Later, from the Muromachi period to the early Edo period, both investiture of the crown ｐrincess and princesses came to an end, as a result of which there was a long period in which only the emperor's birth mother became Nyoin. However, from Emperor Gomizunoo's empress Masako TOKUGAWA (Tofukumonin) Nyoin from an empress was revived, and there were Nyoin from among the princesses, such as Reiseimonin, but it was abolished at the time of the Meiji Restoration, with Naoko OGIMACHI (Shintaikenmonin, Emperor Komei's birth mother) as the last. After that, even though there were calls to revive the Nyoin in regard to the treatment of Yoshiko NAKAYAMA and Naruko YANAGIHARA (birth mothers of Emperor Meiji and Emperor Taisho, respectively), there was a lot of opposition and it did not come to fruition.
Unlike an ingo (a posthumous title) given to an emperor or retired emperor, the name of a Nyoin (hereafter Nyoingo) was given during her lifetime by Ingo-sadame (imperial decree). Looking at the first two Nyoin, Higashi Sanjoin's title was based on Higashi Sanjo-dono Palace, and Jotomonin's was based on Jotomon-dai (aka Tsuchimikado-dai; another name for Jotomon in Daidairi, the Greater Imperial Palace was "Tuchimikado," and the road that ran through it was called Tsuchimikado Oji or Jotomon Oji), both came from the ridai (palace outside the Imperial enclosure). The next Princess Teishi, the mansions that she inherited were Biwa-dono Palace on Konoe Oji (aka Yomeimon Oji) which runs through Daidairi's Yomei-mon Gate, and Oi-dono on Oi-no-mikado Oji which runs through Daidairi's Ikuho-mon Gate, so her title had a "mon" because of that. However, after Taikenmonin in 1124, it became standard practice for Nyoingo to be given regardless of place of residence.
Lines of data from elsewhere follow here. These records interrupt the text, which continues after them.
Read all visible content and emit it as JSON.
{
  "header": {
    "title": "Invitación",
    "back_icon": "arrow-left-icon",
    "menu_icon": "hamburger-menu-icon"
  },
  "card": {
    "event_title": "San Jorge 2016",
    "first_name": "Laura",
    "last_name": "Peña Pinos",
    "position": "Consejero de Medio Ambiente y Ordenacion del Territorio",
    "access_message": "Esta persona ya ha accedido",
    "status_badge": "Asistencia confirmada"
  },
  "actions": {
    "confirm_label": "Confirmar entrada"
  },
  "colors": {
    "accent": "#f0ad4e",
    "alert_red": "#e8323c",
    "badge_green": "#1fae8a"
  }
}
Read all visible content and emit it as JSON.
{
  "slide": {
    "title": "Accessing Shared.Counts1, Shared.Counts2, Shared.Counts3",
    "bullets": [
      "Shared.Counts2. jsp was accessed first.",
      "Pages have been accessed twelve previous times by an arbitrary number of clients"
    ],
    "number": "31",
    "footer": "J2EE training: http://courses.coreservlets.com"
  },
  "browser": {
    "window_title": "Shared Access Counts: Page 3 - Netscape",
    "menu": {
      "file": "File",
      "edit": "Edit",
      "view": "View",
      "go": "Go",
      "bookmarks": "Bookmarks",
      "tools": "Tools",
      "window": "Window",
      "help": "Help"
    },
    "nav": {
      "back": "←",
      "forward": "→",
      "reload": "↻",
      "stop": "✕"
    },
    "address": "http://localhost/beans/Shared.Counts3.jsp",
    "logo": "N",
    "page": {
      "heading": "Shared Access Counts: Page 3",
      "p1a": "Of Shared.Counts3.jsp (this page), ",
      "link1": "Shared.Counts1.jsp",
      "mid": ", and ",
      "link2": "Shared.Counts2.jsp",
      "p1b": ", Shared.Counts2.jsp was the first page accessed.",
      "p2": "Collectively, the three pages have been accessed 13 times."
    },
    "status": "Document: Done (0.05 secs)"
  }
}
It is known from records that Nyoingo was chosen from among several proposed candidates, and the decision was based not only on the ridai or monin name, but also whether the characters were good or not or whether it resembles an unlucky predecessor, and it was considered from various angles such as not repeating an existing title. In the case of emperors and retired emperors the same ingo would be used again with "Go" (later) prefixed, but it is notable that Nyoin titles mostly had the prefix "Shin" (new) (Kishi SAIONJI is the only exception); and whereas Nyoingo that repeated ex-emperors' ingo were not used, duplication of Nyoin titles was not considered when deciding an emperor's ingo, as in the case of Emperor Nijo who was preceded by the Nyoingo Nijoin.
The Title of Empress Dowager
One form of Nyoingo was the Mon-ingo that came from Kinri (the Imperial Palace) gates. The first example was FUJIWARA no Shoshi, who was originally named after the ridai, but Jotomonin, who was the mother of the two successive emperors, was cited as a good example; this became the ingo for a majority of all Nyoin. At first it was limited to Kinmon gates (14 gates in the outer wall that encloses Daidairi), but after TAIRA no Shigeko in 1169, palace gates (7 gates in the wall that encloses the outer Dairi), inner gates (12 gates in the inner wall that encloses the middle Dairi) and naikakumon gates, as well as the names of gates of Chodoin (an office at the Heijo-kyo Palace) and Burakuin were used.
Overview of Nyoin